■ Aim of the exercise ■
Copy out all of the lines below exactly; the pictures do not belong in the copy.

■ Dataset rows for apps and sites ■
---+---
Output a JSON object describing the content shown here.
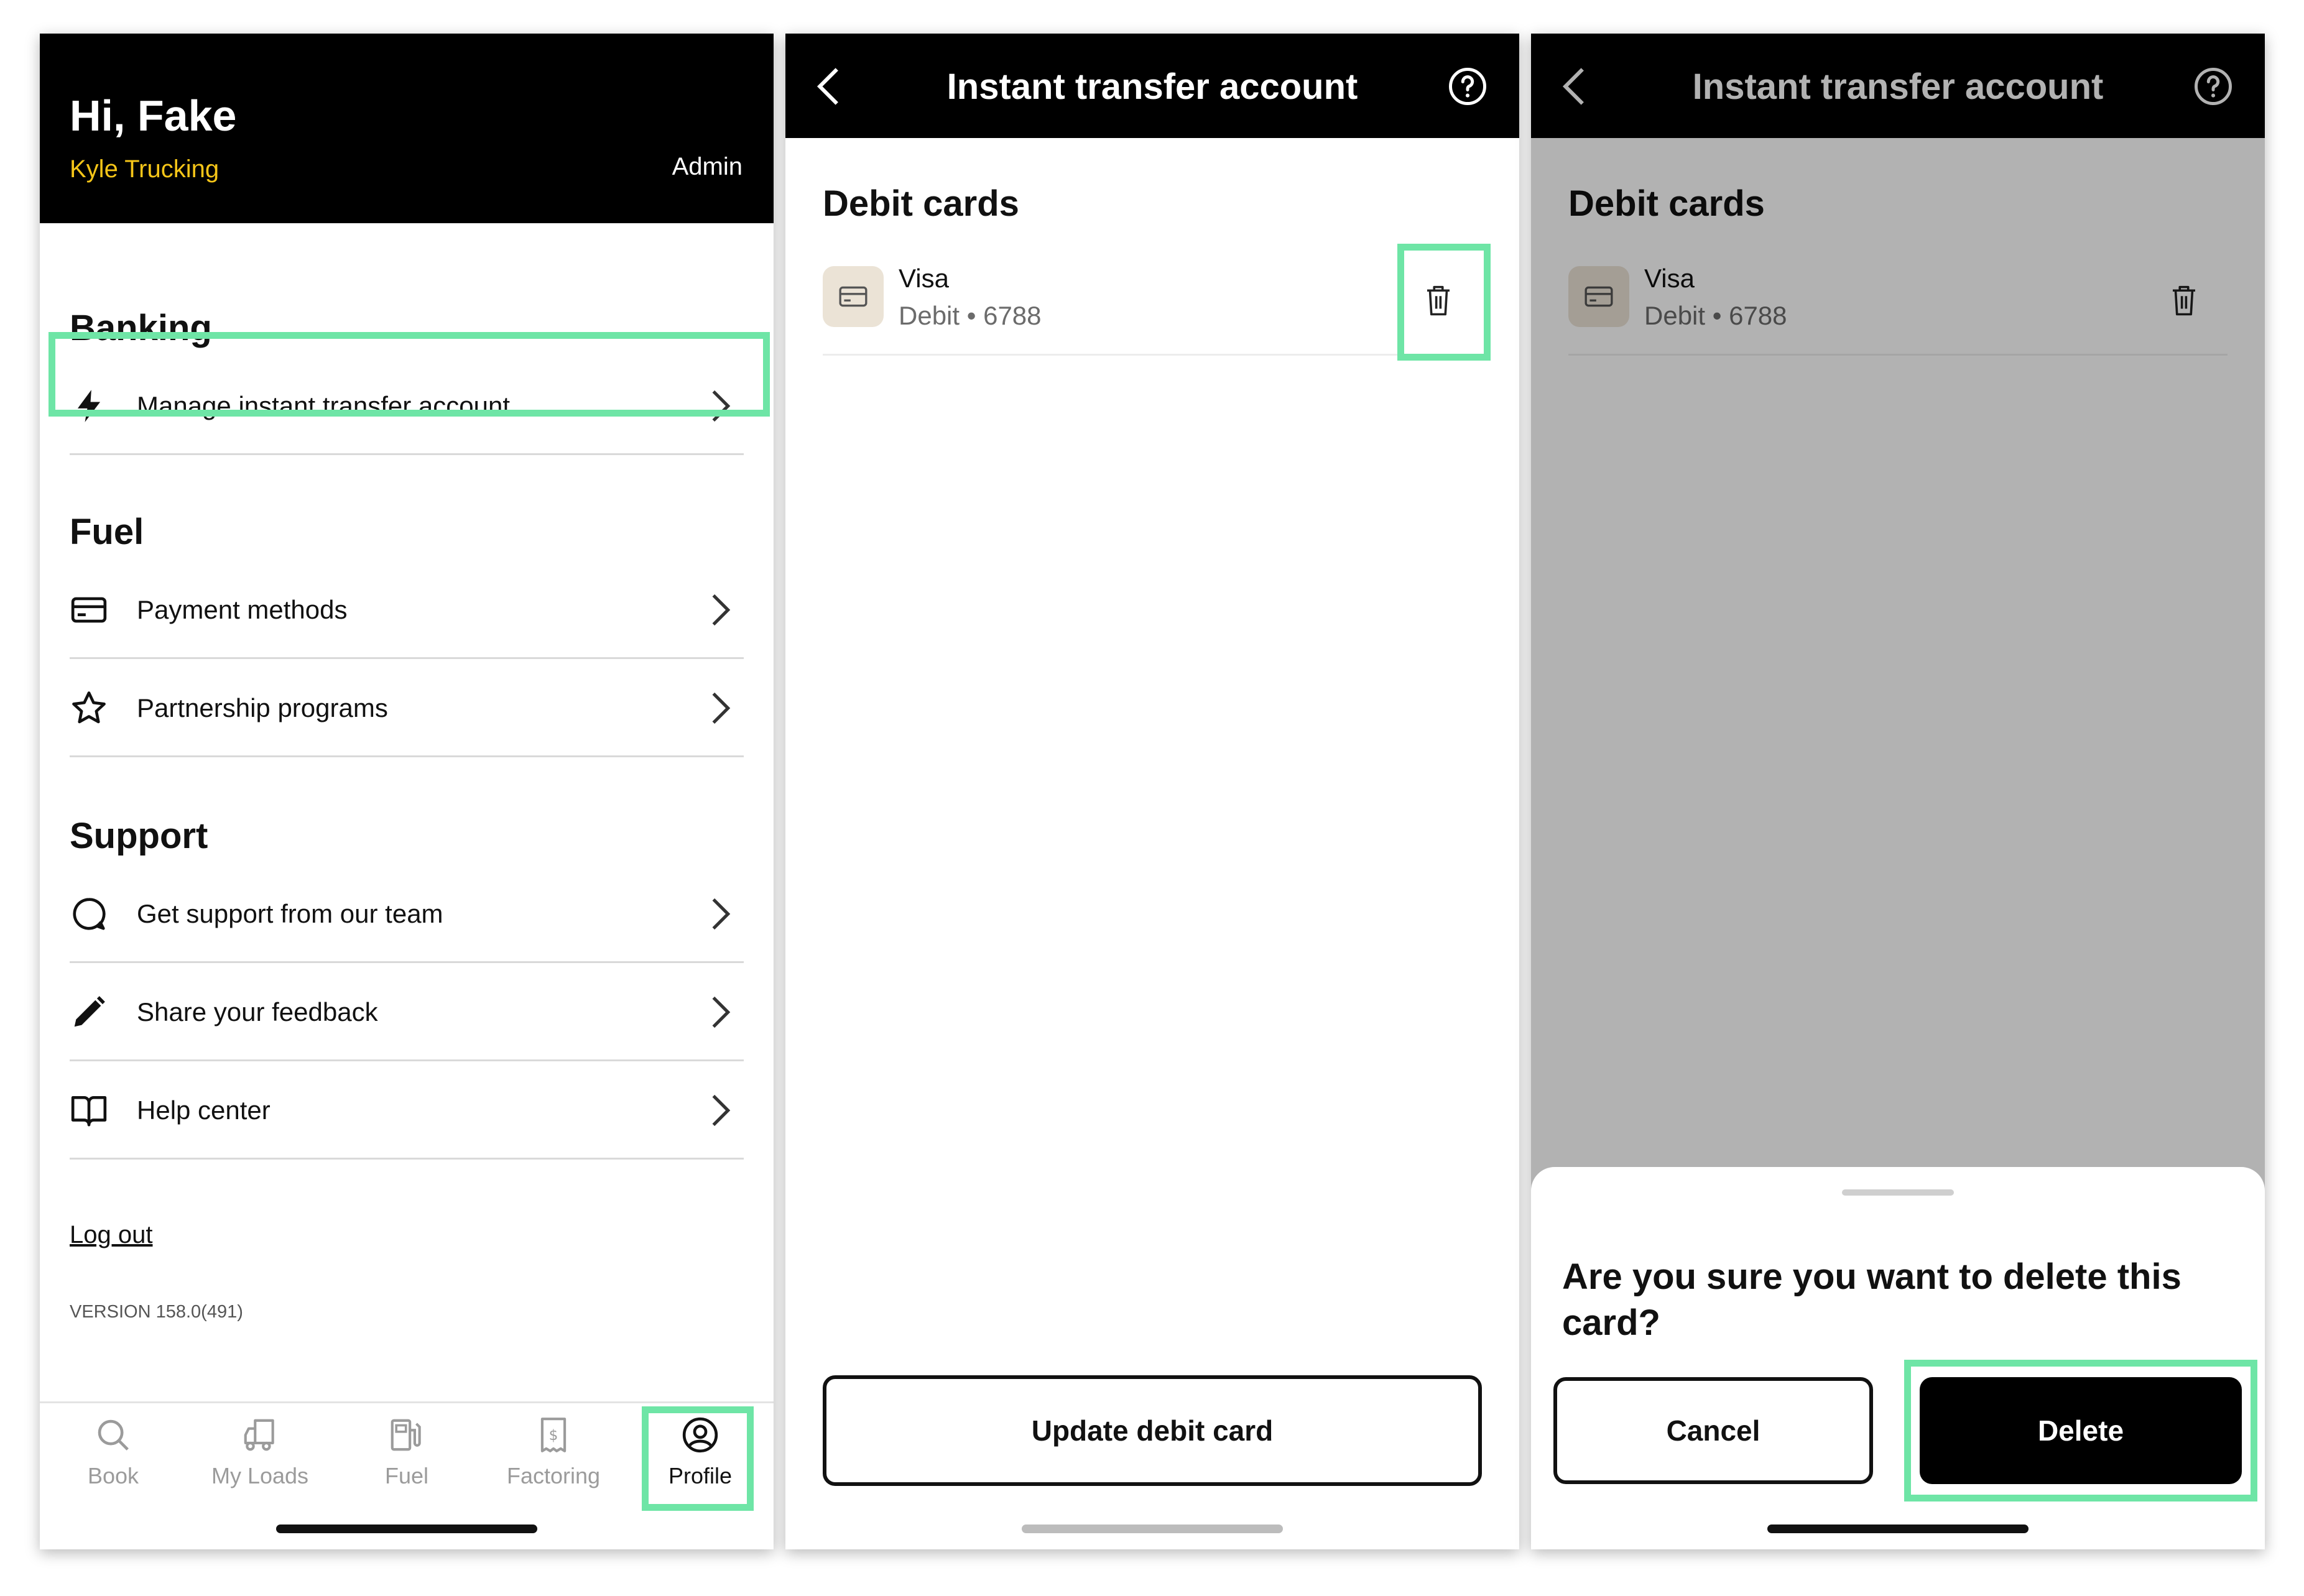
{
  "profile_screen": {
    "greeting": "Hi, Fake",
    "company": "Kyle Trucking",
    "role": "Admin",
    "sections": {
      "banking": {
        "title": "Banking",
        "items": [
          {
            "label": "Manage instant transfer account",
            "icon": "lightning-bolt-icon"
          }
        ]
      },
      "fuel": {
        "title": "Fuel",
        "items": [
          {
            "label": "Payment methods",
            "icon": "credit-card-icon"
          },
          {
            "label": "Partnership programs",
            "icon": "star-icon"
          }
        ]
      },
      "support": {
        "title": "Support",
        "items": [
          {
            "label": "Get support from our team",
            "icon": "chat-bubble-icon"
          },
          {
            "label": "Share your feedback",
            "icon": "pencil-icon"
          },
          {
            "label": "Help center",
            "icon": "open-book-icon"
          }
        ]
      }
    },
    "logout": "Log out",
    "version": "VERSION 158.0(491)",
    "tabs": [
      {
        "label": "Book",
        "icon": "search-icon",
        "active": false
      },
      {
        "label": "My Loads",
        "icon": "truck-icon",
        "active": false
      },
      {
        "label": "Fuel",
        "icon": "fuel-pump-icon",
        "active": false
      },
      {
        "label": "Factoring",
        "icon": "receipt-dollar-icon",
        "active": false
      },
      {
        "label": "Profile",
        "icon": "user-circle-icon",
        "active": true
      }
    ]
  },
  "transfer_screen": {
    "title": "Instant transfer account",
    "section": "Debit cards",
    "card": {
      "name": "Visa",
      "detail": "Debit • 6788"
    },
    "update_button": "Update debit card"
  },
  "confirm_screen": {
    "title": "Instant transfer account",
    "section": "Debit cards",
    "card": {
      "name": "Visa",
      "detail": "Debit • 6788"
    },
    "question": "Are you sure you want to delete this card?",
    "cancel_button": "Cancel",
    "delete_button": "Delete"
  },
  "colors": {
    "highlight": "#6ee5a6",
    "company_text": "#f5c518",
    "header_bg": "#000000",
    "card_tile": "#ebe3d6"
  }
}
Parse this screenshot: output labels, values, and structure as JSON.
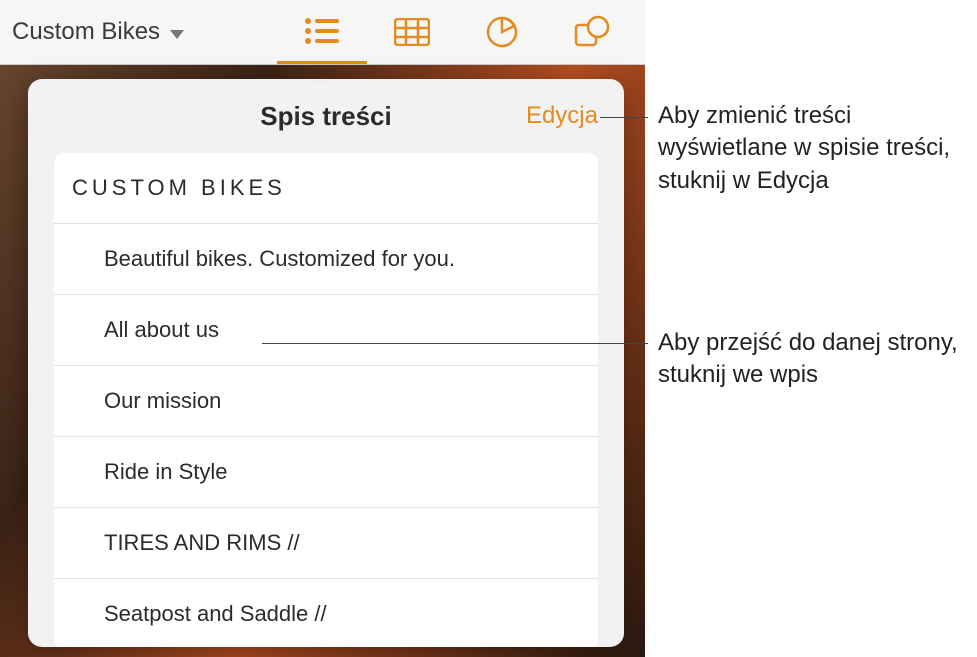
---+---
■ Answer to this exercise ■
Output a JSON object describing the content shown here.
{
  "profile_screen": {
    "greeting": "Hi, Fake",
    "company": "Kyle Trucking",
    "role": "Admin",
    "sections": {
      "banking": {
        "title": "Banking",
        "items": [
          {
            "label": "Manage instant transfer account",
            "icon": "lightning-bolt-icon"
          }
        ]
      },
      "fuel": {
        "title": "Fuel",
        "items": [
          {
            "label": "Payment methods",
            "icon": "credit-card-icon"
          },
          {
            "label": "Partnership programs",
            "icon": "star-icon"
          }
        ]
      },
      "support": {
        "title": "Support",
        "items": [
          {
            "label": "Get support from our team",
            "icon": "chat-bubble-icon"
          },
          {
            "label": "Share your feedback",
            "icon": "pencil-icon"
          },
          {
            "label": "Help center",
            "icon": "open-book-icon"
          }
        ]
      }
    },
    "logout": "Log out",
    "version": "VERSION 158.0(491)",
    "tabs": [
      {
        "label": "Book",
        "icon": "search-icon",
        "active": false
      },
      {
        "label": "My Loads",
        "icon": "truck-icon",
        "active": false
      },
      {
        "label": "Fuel",
        "icon": "fuel-pump-icon",
        "active": false
      },
      {
        "label": "Factoring",
        "icon": "receipt-dollar-icon",
        "active": false
      },
      {
        "label": "Profile",
        "icon": "user-circle-icon",
        "active": true
      }
    ]
  },
  "transfer_screen": {
    "title": "Instant transfer account",
    "section": "Debit cards",
    "card": {
      "name": "Visa",
      "detail": "Debit • 6788"
    },
    "update_button": "Update debit card"
  },
  "confirm_screen": {
    "title": "Instant transfer account",
    "section": "Debit cards",
    "card": {
      "name": "Visa",
      "detail": "Debit • 6788"
    },
    "question": "Are you sure you want to delete this card?",
    "cancel_button": "Cancel",
    "delete_button": "Delete"
  },
  "colors": {
    "highlight": "#6ee5a6",
    "company_text": "#f5c518",
    "header_bg": "#000000",
    "card_tile": "#ebe3d6"
  }
}
Parse this screenshot: output labels, values, and structure as JSON.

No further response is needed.